Page and application data records:
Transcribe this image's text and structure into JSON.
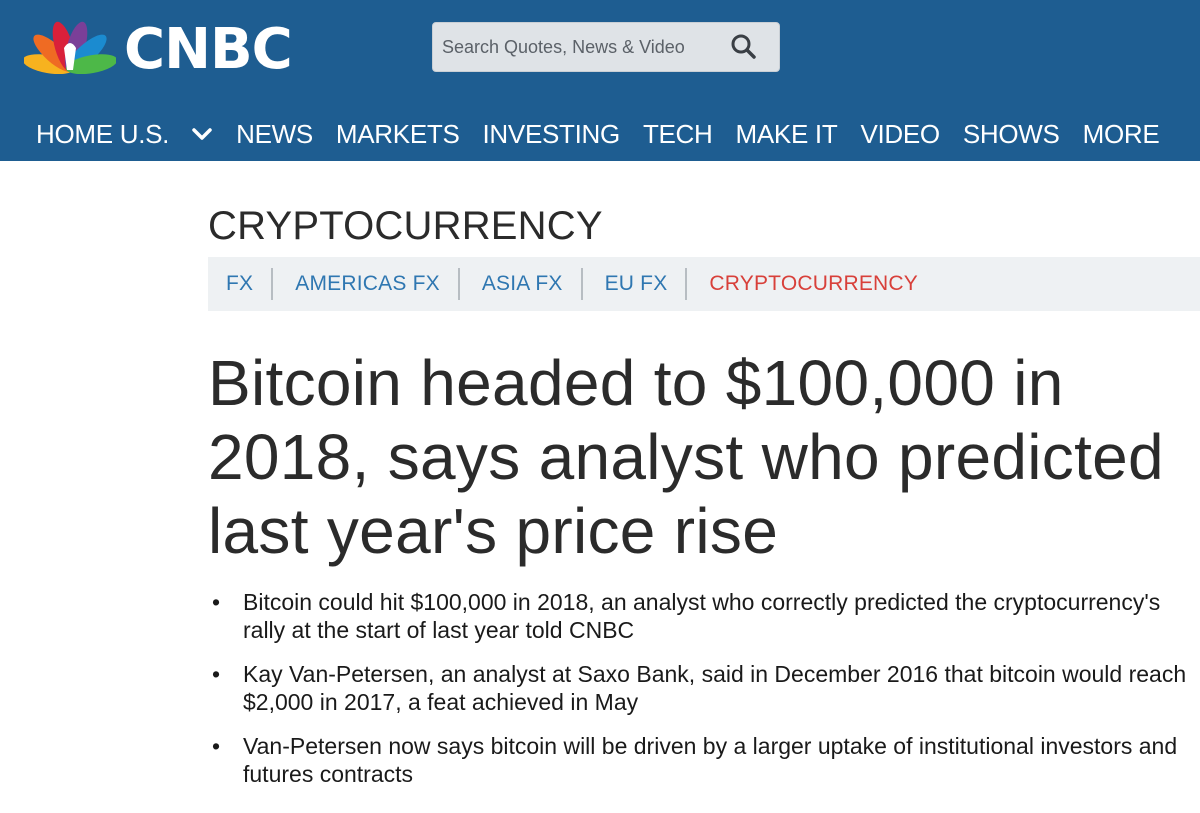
{
  "header": {
    "logo_text": "CNBC",
    "logo_icon": "nbc-peacock-icon",
    "search_placeholder": "Search Quotes, News & Video",
    "search_icon": "magnifier-icon",
    "background_color": "#1e5d91"
  },
  "nav": {
    "items": [
      {
        "label": "HOME U.S.",
        "icon": "chevron-down-icon"
      },
      {
        "label": "NEWS"
      },
      {
        "label": "MARKETS"
      },
      {
        "label": "INVESTING"
      },
      {
        "label": "TECH"
      },
      {
        "label": "MAKE IT"
      },
      {
        "label": "VIDEO"
      },
      {
        "label": "SHOWS"
      },
      {
        "label": "MORE"
      }
    ]
  },
  "section": {
    "title": "CRYPTOCURRENCY"
  },
  "subnav": {
    "items": [
      {
        "label": "FX"
      },
      {
        "label": "AMERICAS FX"
      },
      {
        "label": "ASIA FX"
      },
      {
        "label": "EU FX"
      },
      {
        "label": "CRYPTOCURRENCY",
        "active": true
      }
    ],
    "link_color": "#2f77b1",
    "active_color": "#d8403a"
  },
  "article": {
    "headline": "Bitcoin headed to $100,000 in 2018, says analyst who predicted last year's price rise",
    "key_points": [
      "Bitcoin could hit $100,000 in 2018, an analyst who correctly predicted the cryptocurrency's rally at the start of last year told CNBC",
      "Kay Van-Petersen, an analyst at Saxo Bank, said in December 2016 that bitcoin would reach $2,000 in 2017, a feat achieved in May",
      "Van-Petersen now says bitcoin will be driven by a larger uptake of institutional investors and futures contracts"
    ]
  }
}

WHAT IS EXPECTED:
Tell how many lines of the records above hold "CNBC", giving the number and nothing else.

ANSWER SECTION:
2